Jack wrote this in September, 2006:
I’m a good old rebel
And that’s just what I am.
For what you’re calling freedom
I just don’t give a damn.
We lost the war for freedom
And maybe it’s all done,
But I don’t want no pardon
For anything I’ve done.
Not to be outdone by RickG., and Excalibur, I dug around in the boxes and closets, finally brought out a 1995 vintage IBM Aptiva with Windows 95 on it. I decided because of RickG’s problems with getting his comp corrupted by Internet travels that I wanted a machine dedicated strictly to work on the numbers theory, but which won’t ever plug into a phone line.
I found everything, I should have said, but the various cables and power cords to attach it to itself and the wall outlet.
I’ve got Office 97, and I’m feeling the need to figure out MS Access so’s to be able to chase draw histories and draw dates, keeping them intact while I combine them with moon phases, moonrise/moonset, percentages of lunar illumination, and the east/west tracks of various celestial bodies on the days of the draws.
This old comp that thinks it belongs to a community of computers and needs to feast on cookies, email messages, spyware et al, just hasn’t got enough moxie in the hard drive to have room left for numbers work without crashing all the time.
So I’m going to time travel with my numbers back to a time when men were men and women were glad of it. A simple time when Americans were an honest, courageous, non-computer literate agrarian folk who hadn’t yet gotten as many piercings as they wanted and the tattoos all said, “Mom”. (Except the one belonging to Little Egypt, “She had a picture of a cowboy tattooed on her spine saying, ‘Phoenix, Arizona, 1949′”.)
No more of this brave new world of the 21st Century for the Unified Random Numbers Theory.
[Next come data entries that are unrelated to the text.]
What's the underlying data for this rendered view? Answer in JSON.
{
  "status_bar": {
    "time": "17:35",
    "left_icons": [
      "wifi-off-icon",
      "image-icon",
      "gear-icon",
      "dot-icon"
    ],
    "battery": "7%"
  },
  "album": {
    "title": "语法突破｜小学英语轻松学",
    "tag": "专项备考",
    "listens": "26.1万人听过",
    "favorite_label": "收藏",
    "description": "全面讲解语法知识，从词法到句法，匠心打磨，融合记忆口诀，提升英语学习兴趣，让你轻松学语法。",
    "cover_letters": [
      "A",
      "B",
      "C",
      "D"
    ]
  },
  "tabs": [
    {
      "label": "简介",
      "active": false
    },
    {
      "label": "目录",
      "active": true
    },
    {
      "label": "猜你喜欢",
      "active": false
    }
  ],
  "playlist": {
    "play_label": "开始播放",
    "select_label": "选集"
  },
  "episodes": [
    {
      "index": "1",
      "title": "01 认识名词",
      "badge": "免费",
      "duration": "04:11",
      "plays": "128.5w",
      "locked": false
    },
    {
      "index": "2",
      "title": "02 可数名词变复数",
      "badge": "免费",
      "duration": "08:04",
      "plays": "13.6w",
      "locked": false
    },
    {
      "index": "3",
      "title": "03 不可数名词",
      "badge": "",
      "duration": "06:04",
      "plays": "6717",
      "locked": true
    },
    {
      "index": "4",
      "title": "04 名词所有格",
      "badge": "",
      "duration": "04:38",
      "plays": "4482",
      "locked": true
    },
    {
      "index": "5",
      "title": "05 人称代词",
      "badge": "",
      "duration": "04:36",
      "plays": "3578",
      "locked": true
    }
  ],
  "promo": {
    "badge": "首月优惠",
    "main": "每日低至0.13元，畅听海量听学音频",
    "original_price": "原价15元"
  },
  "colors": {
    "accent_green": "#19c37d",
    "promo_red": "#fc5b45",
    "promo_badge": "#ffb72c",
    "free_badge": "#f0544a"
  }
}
That way, if this one I’m typing on loses radio contact and vanishes from the radar screen I won’t lose everything I’ve done up until now.